App and web page records:

Start of Block

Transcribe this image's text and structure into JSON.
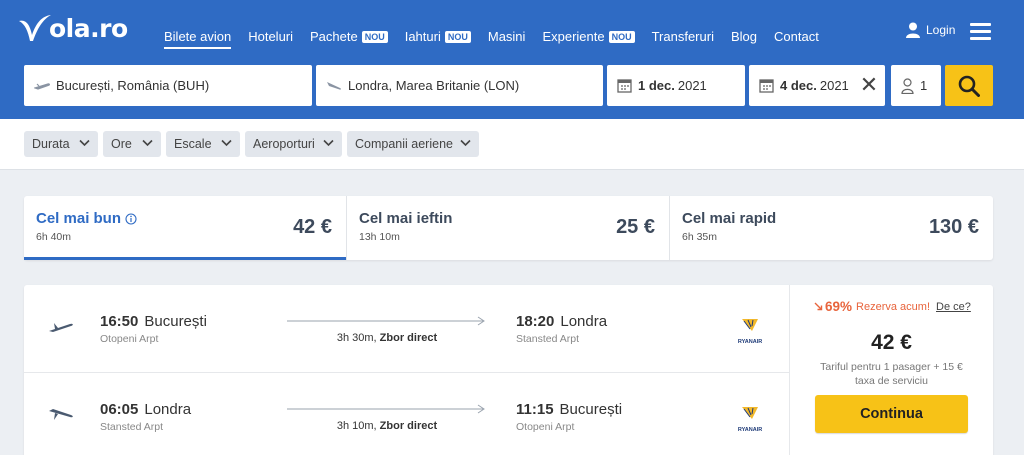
{
  "brand": {
    "logo_text": "ola.ro"
  },
  "nav": {
    "items": [
      {
        "label": "Bilete avion",
        "badge": ""
      },
      {
        "label": "Hoteluri",
        "badge": ""
      },
      {
        "label": "Pachete",
        "badge": "NOU"
      },
      {
        "label": "Iahturi",
        "badge": "NOU"
      },
      {
        "label": "Masini",
        "badge": ""
      },
      {
        "label": "Experiente",
        "badge": "NOU"
      },
      {
        "label": "Transferuri",
        "badge": ""
      },
      {
        "label": "Blog",
        "badge": ""
      },
      {
        "label": "Contact",
        "badge": ""
      }
    ],
    "login": "Login"
  },
  "search": {
    "from": "București, România (BUH)",
    "to": "Londra, Marea Britanie (LON)",
    "depart_day": "1 dec.",
    "depart_year": "2021",
    "return_day": "4 dec.",
    "return_year": "2021",
    "passengers": "1"
  },
  "filters": [
    "Durata",
    "Ore",
    "Escale",
    "Aeroporturi",
    "Companii aeriene"
  ],
  "sort_tabs": [
    {
      "title": "Cel mai bun",
      "duration": "6h 40m",
      "price": "42 €",
      "active": true
    },
    {
      "title": "Cel mai ieftin",
      "duration": "13h 10m",
      "price": "25 €",
      "active": false
    },
    {
      "title": "Cel mai rapid",
      "duration": "6h 35m",
      "price": "130 €",
      "active": false
    }
  ],
  "result": {
    "legs": [
      {
        "dep_time": "16:50",
        "dep_city": "București",
        "dep_airport": "Otopeni Arpt",
        "duration": "3h 30m,",
        "stops": "Zbor direct",
        "arr_time": "18:20",
        "arr_city": "Londra",
        "arr_airport": "Stansted Arpt",
        "airline": "RYANAIR"
      },
      {
        "dep_time": "06:05",
        "dep_city": "Londra",
        "dep_airport": "Stansted Arpt",
        "duration": "3h 10m,",
        "stops": "Zbor direct",
        "arr_time": "11:15",
        "arr_city": "București",
        "arr_airport": "Otopeni Arpt",
        "airline": "RYANAIR"
      }
    ],
    "promo_percent": "69%",
    "promo_text": "Rezerva acum!",
    "promo_link": "De ce?",
    "price": "42 €",
    "fee_text": "Tariful pentru 1 pasager + 15 € taxa de serviciu",
    "cta": "Continua"
  },
  "colors": {
    "brand_blue": "#2f6bc4",
    "accent_yellow": "#f7c217",
    "promo_orange": "#e8643c"
  }
}
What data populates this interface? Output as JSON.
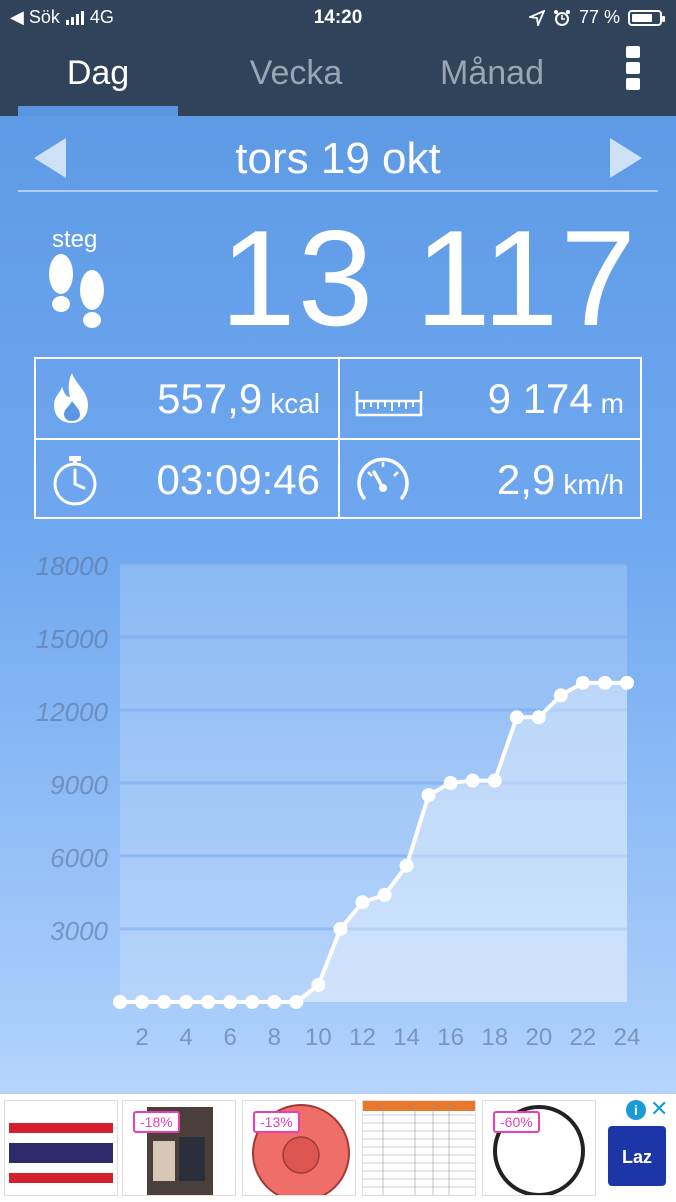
{
  "status_bar": {
    "back_label": "◀ Sök",
    "network": "4G",
    "time": "14:20",
    "battery_percent": "77 %",
    "battery_level": 0.77
  },
  "tabs": [
    {
      "label": "Dag",
      "active": true
    },
    {
      "label": "Vecka",
      "active": false
    },
    {
      "label": "Månad",
      "active": false
    }
  ],
  "date": "tors 19 okt",
  "steps": {
    "label": "steg",
    "value": "13 117"
  },
  "stats": {
    "calories": {
      "value": "557,9",
      "unit": "kcal"
    },
    "distance": {
      "value": "9 174",
      "unit": "m"
    },
    "duration": {
      "value": "03:09:46"
    },
    "speed": {
      "value": "2,9",
      "unit": "km/h"
    }
  },
  "chart_data": {
    "type": "line",
    "x": [
      1,
      2,
      3,
      4,
      5,
      6,
      7,
      8,
      9,
      10,
      11,
      12,
      13,
      14,
      15,
      16,
      17,
      18,
      19,
      20,
      21,
      22,
      23,
      24
    ],
    "series": [
      {
        "values": [
          0,
          0,
          0,
          0,
          0,
          0,
          0,
          0,
          0,
          700,
          3000,
          4100,
          4400,
          5600,
          8500,
          9000,
          9100,
          9100,
          11700,
          11700,
          12600,
          13117,
          13117,
          13117
        ]
      }
    ],
    "x_ticks": [
      2,
      4,
      6,
      8,
      10,
      12,
      14,
      16,
      18,
      20,
      22,
      24
    ],
    "y_ticks": [
      3000,
      6000,
      9000,
      12000,
      15000,
      18000
    ],
    "ylim": [
      0,
      18000
    ],
    "xlim": [
      1,
      24
    ],
    "grid": true
  },
  "ads": [
    {
      "badge": ""
    },
    {
      "badge": "-18%"
    },
    {
      "badge": "-13%"
    },
    {
      "badge": ""
    },
    {
      "badge": "-60%"
    }
  ],
  "ad_brand": "Laz",
  "colors": {
    "header_bg": "#31435a",
    "accent_blue": "#5a96e2",
    "ad_badge": "#e83fb7"
  }
}
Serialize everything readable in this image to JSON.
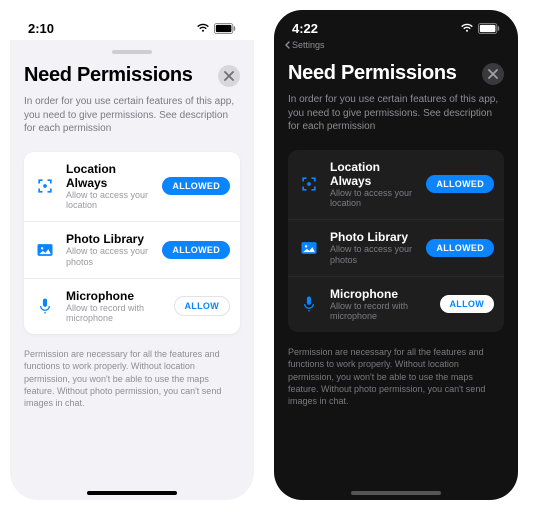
{
  "light": {
    "status": {
      "time": "2:10"
    },
    "title": "Need Permissions",
    "description": "In order for you use certain features of this app, you need to give permissions. See description for each permission",
    "permissions": [
      {
        "name": "Location Always",
        "sub": "Allow to access your location",
        "badge": "ALLOWED",
        "state": "allowed",
        "icon": "location"
      },
      {
        "name": "Photo Library",
        "sub": "Allow to access your photos",
        "badge": "ALLOWED",
        "state": "allowed",
        "icon": "photo"
      },
      {
        "name": "Microphone",
        "sub": "Allow to record with microphone",
        "badge": "ALLOW",
        "state": "allow",
        "icon": "mic"
      }
    ],
    "footnote": "Permission are necessary for all the features and functions to work properly. Without location permission, you won't be able to use the maps feature. Without photo permission, you can't send images in chat."
  },
  "dark": {
    "status": {
      "time": "4:22"
    },
    "breadcrumb": "Settings",
    "title": "Need Permissions",
    "description": "In order for you use certain features of this app, you need to give permissions. See description for each permission",
    "permissions": [
      {
        "name": "Location Always",
        "sub": "Allow to access your location",
        "badge": "ALLOWED",
        "state": "allowed",
        "icon": "location"
      },
      {
        "name": "Photo Library",
        "sub": "Allow to access your photos",
        "badge": "ALLOWED",
        "state": "allowed",
        "icon": "photo"
      },
      {
        "name": "Microphone",
        "sub": "Allow to record with microphone",
        "badge": "ALLOW",
        "state": "allow",
        "icon": "mic"
      }
    ],
    "footnote": "Permission are necessary for all the features and functions to work properly. Without location permission, you won't be able to use the maps feature. Without photo permission, you can't send images in chat."
  }
}
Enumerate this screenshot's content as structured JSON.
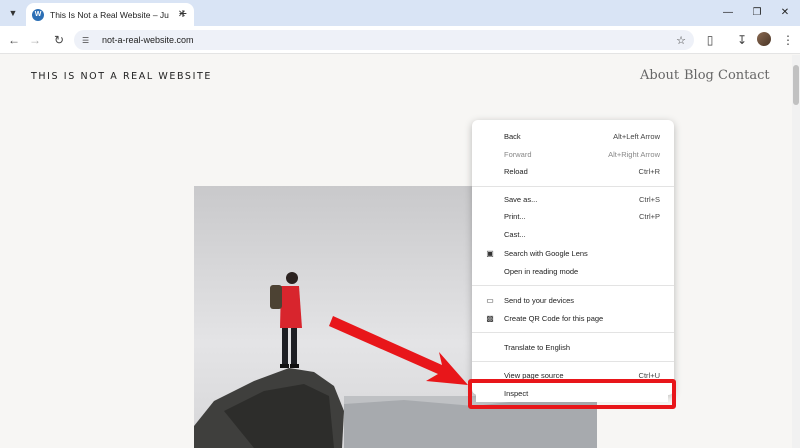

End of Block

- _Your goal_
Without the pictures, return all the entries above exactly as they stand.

- _Finished task_
Transcribe this image's text and structure into JSON.
{
  "brand": {
    "logo_text": "ola.ro"
  },
  "nav": {
    "items": [
      {
        "label": "Bilete avion",
        "badge": ""
      },
      {
        "label": "Hoteluri",
        "badge": ""
      },
      {
        "label": "Pachete",
        "badge": "NOU"
      },
      {
        "label": "Iahturi",
        "badge": "NOU"
      },
      {
        "label": "Masini",
        "badge": ""
      },
      {
        "label": "Experiente",
        "badge": "NOU"
      },
      {
        "label": "Transferuri",
        "badge": ""
      },
      {
        "label": "Blog",
        "badge": ""
      },
      {
        "label": "Contact",
        "badge": ""
      }
    ],
    "login": "Login"
  },
  "search": {
    "from": "București, România (BUH)",
    "to": "Londra, Marea Britanie (LON)",
    "depart_day": "1 dec.",
    "depart_year": "2021",
    "return_day": "4 dec.",
    "return_year": "2021",
    "passengers": "1"
  },
  "filters": [
    "Durata",
    "Ore",
    "Escale",
    "Aeroporturi",
    "Companii aeriene"
  ],
  "sort_tabs": [
    {
      "title": "Cel mai bun",
      "duration": "6h 40m",
      "price": "42 €",
      "active": true
    },
    {
      "title": "Cel mai ieftin",
      "duration": "13h 10m",
      "price": "25 €",
      "active": false
    },
    {
      "title": "Cel mai rapid",
      "duration": "6h 35m",
      "price": "130 €",
      "active": false
    }
  ],
  "result": {
    "legs": [
      {
        "dep_time": "16:50",
        "dep_city": "București",
        "dep_airport": "Otopeni Arpt",
        "duration": "3h 30m,",
        "stops": "Zbor direct",
        "arr_time": "18:20",
        "arr_city": "Londra",
        "arr_airport": "Stansted Arpt",
        "airline": "RYANAIR"
      },
      {
        "dep_time": "06:05",
        "dep_city": "Londra",
        "dep_airport": "Stansted Arpt",
        "duration": "3h 10m,",
        "stops": "Zbor direct",
        "arr_time": "11:15",
        "arr_city": "București",
        "arr_airport": "Otopeni Arpt",
        "airline": "RYANAIR"
      }
    ],
    "promo_percent": "69%",
    "promo_text": "Rezerva acum!",
    "promo_link": "De ce?",
    "price": "42 €",
    "fee_text": "Tariful pentru 1 pasager + 15 € taxa de serviciu",
    "cta": "Continua"
  },
  "colors": {
    "brand_blue": "#2f6bc4",
    "accent_yellow": "#f7c217",
    "promo_orange": "#e8643c"
  }
}
What data populates this interface? Output as JSON.
{
  "status_bar": {
    "back_label": "◀ Sök",
    "network": "4G",
    "time": "14:20",
    "battery_percent": "77 %",
    "battery_level": 0.77
  },
  "tabs": [
    {
      "label": "Dag",
      "active": true
    },
    {
      "label": "Vecka",
      "active": false
    },
    {
      "label": "Månad",
      "active": false
    }
  ],
  "date": "tors 19 okt",
  "steps": {
    "label": "steg",
    "value": "13 117"
  },
  "stats": {
    "calories": {
      "value": "557,9",
      "unit": "kcal"
    },
    "distance": {
      "value": "9 174",
      "unit": "m"
    },
    "duration": {
      "value": "03:09:46"
    },
    "speed": {
      "value": "2,9",
      "unit": "km/h"
    }
  },
  "chart_data": {
    "type": "line",
    "x": [
      1,
      2,
      3,
      4,
      5,
      6,
      7,
      8,
      9,
      10,
      11,
      12,
      13,
      14,
      15,
      16,
      17,
      18,
      19,
      20,
      21,
      22,
      23,
      24
    ],
    "series": [
      {
        "values": [
          0,
          0,
          0,
          0,
          0,
          0,
          0,
          0,
          0,
          700,
          3000,
          4100,
          4400,
          5600,
          8500,
          9000,
          9100,
          9100,
          11700,
          11700,
          12600,
          13117,
          13117,
          13117
        ]
      }
    ],
    "x_ticks": [
      2,
      4,
      6,
      8,
      10,
      12,
      14,
      16,
      18,
      20,
      22,
      24
    ],
    "y_ticks": [
      3000,
      6000,
      9000,
      12000,
      15000,
      18000
    ],
    "ylim": [
      0,
      18000
    ],
    "xlim": [
      1,
      24
    ],
    "grid": true
  },
  "ads": [
    {
      "badge": ""
    },
    {
      "badge": "-18%"
    },
    {
      "badge": "-13%"
    },
    {
      "badge": ""
    },
    {
      "badge": "-60%"
    }
  ],
  "ad_brand": "Laz",
  "colors": {
    "header_bg": "#31435a",
    "accent_blue": "#5a96e2",
    "ad_badge": "#e83fb7"
  }
}
Serialize everything readable in this image to JSON.
{
  "light": {
    "status": {
      "time": "2:10"
    },
    "title": "Need Permissions",
    "description": "In order for you use certain features of this app, you need to give permissions. See description for each permission",
    "permissions": [
      {
        "name": "Location Always",
        "sub": "Allow to access your location",
        "badge": "ALLOWED",
        "state": "allowed",
        "icon": "location"
      },
      {
        "name": "Photo Library",
        "sub": "Allow to access your photos",
        "badge": "ALLOWED",
        "state": "allowed",
        "icon": "photo"
      },
      {
        "name": "Microphone",
        "sub": "Allow to record with microphone",
        "badge": "ALLOW",
        "state": "allow",
        "icon": "mic"
      }
    ],
    "footnote": "Permission are necessary for all the features and functions to work properly. Without location permission, you won't be able to use the maps feature. Without photo permission, you can't send images in chat."
  },
  "dark": {
    "status": {
      "time": "4:22"
    },
    "breadcrumb": "Settings",
    "title": "Need Permissions",
    "description": "In order for you use certain features of this app, you need to give permissions. See description for each permission",
    "permissions": [
      {
        "name": "Location Always",
        "sub": "Allow to access your location",
        "badge": "ALLOWED",
        "state": "allowed",
        "icon": "location"
      },
      {
        "name": "Photo Library",
        "sub": "Allow to access your photos",
        "badge": "ALLOWED",
        "state": "allowed",
        "icon": "photo"
      },
      {
        "name": "Microphone",
        "sub": "Allow to record with microphone",
        "badge": "ALLOW",
        "state": "allow",
        "icon": "mic"
      }
    ],
    "footnote": "Permission are necessary for all the features and functions to work properly. Without location permission, you won't be able to use the maps feature. Without photo permission, you can't send images in chat."
  }
}
Enumerate this screenshot's content as structured JSON.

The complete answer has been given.